I should also add that red flags should go off for anyone who cites Ehrman as a reliable source for Jesus’ burial. His arguments against its historicity have been widely rejected. Most continue to find the burial by Joseph of Arimethea and the empty tomb plausible. But what’s really damning is the following.

  1. Ehrman’s book is aimed at the Barnes and Noble crowd. It is not academic in nature.
  2. He pretty much recycles the arguments of Crossan from the 90s… which most scholars also rejected at the time. His argument only works if you assume from the outset that there is no historical data for the crucifxion and the evangelists were making stuff up.
  3. He doesn’t interact with scholars who have written on the subject since Crossan. This is telling, since said scholars all all vastly more informed on the subject, go into much more depth, and all contradict him.
  4. He doesn’t understand the charges against Jesus have to be nuanced (no high treason).
  5. He misreads ancient sources on Jewish burial customs and why most people think the Romans made allowances for the Jews. Instead he takes what happens outside of 1st century Palestine and reads it in to what he think should have happened.
  6. He ignores the archaeological evidence. There were a variety of punishments deemed crucifixion, these wouldn’t leave traces, and the fact that we do have evidence of in favor of tomb burials for criminals but not the opposite is telling.
  7. Outside of skeptics on the internet, Ehrman’s arguments have been ignored because of 1-6. People who are familiar with scholarly discussion on the subject would know this and wouldn’t cite him if they wanted to be taken seriously.

Crossan as in Jesus Seminar, right?


Thanks @Freakazoid for this information. Finally we have someone who has some actual experience in NT studies joining this thread.
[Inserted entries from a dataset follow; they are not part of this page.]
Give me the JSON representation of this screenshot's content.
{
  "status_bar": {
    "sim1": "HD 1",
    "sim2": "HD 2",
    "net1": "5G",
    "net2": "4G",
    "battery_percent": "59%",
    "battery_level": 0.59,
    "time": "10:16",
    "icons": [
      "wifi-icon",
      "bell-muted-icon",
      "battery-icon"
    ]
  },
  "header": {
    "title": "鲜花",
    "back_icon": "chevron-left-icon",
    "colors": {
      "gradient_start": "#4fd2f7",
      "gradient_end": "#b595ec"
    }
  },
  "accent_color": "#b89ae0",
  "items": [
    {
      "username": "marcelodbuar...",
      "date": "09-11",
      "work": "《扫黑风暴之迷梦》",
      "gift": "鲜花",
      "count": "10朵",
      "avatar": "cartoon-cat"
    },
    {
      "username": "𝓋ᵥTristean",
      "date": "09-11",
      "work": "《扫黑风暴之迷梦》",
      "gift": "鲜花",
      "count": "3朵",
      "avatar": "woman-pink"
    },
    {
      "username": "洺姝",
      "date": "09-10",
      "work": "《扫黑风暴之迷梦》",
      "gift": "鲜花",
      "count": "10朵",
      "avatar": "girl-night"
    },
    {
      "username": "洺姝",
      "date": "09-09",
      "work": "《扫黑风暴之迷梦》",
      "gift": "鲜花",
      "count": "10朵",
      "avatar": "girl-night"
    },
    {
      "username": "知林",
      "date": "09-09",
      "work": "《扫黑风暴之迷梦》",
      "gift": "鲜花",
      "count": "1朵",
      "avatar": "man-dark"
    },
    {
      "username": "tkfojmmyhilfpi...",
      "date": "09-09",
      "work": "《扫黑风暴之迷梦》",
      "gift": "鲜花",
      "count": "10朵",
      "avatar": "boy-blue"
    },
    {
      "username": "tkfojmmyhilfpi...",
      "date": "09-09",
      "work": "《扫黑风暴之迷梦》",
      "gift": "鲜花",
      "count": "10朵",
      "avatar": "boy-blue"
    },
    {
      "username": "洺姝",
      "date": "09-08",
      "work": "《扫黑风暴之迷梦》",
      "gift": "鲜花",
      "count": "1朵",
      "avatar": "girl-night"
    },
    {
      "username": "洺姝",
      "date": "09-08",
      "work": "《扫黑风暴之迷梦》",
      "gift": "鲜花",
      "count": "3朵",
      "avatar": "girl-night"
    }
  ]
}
This sort of insight is exactly what I was talking about when I asked @vjtorley earlier:

Knowing that Casey’s view on people standing near a cross is not a consensus opinion of the field completely changes the credibility of Vincent’s inclusion of that as one of his 17 claims. It is telling, though not surprising, that Vincent seems to be unaware of how other professional scholars view Casey’s work on John, or Ehrman on the empty tomb. This only illustrates the pitfalls of trying to make sweeping judgments about a field one is not an expert in.


I should probably give a back up my claim on Ehrman.

Craig Evans says that almost no one follows Ehrman and Crossan in Roman Law and the Burial of Jesus- Matthew and Mark Across Perspectives: Essays in Honour of Stephen C. Barton and William R Telford. He pretty much dismissed Ehrman in a footnote.

Another overview is John Granger Cook, ‘Crucifixion and Burial’, New Testament Studies, 57 (2011), 193–213. Ehrman should had access to this while writing his book but completely ignored it.

And I repeat, I can’t think of any actual published work that agrees with Ehrman.


I don’t know if this matters but what made me distrust Ehrman is the time he said that earliest New Testament writings had 40.000 differences between each other.

Technically true, but what Ehrman ‘failed’ to mention is that those ‘differences’ are difference in spelling and changing certain words so it would be easier to read (since, as we know, language evolves), basically, whatever the differences, the meaning was always same.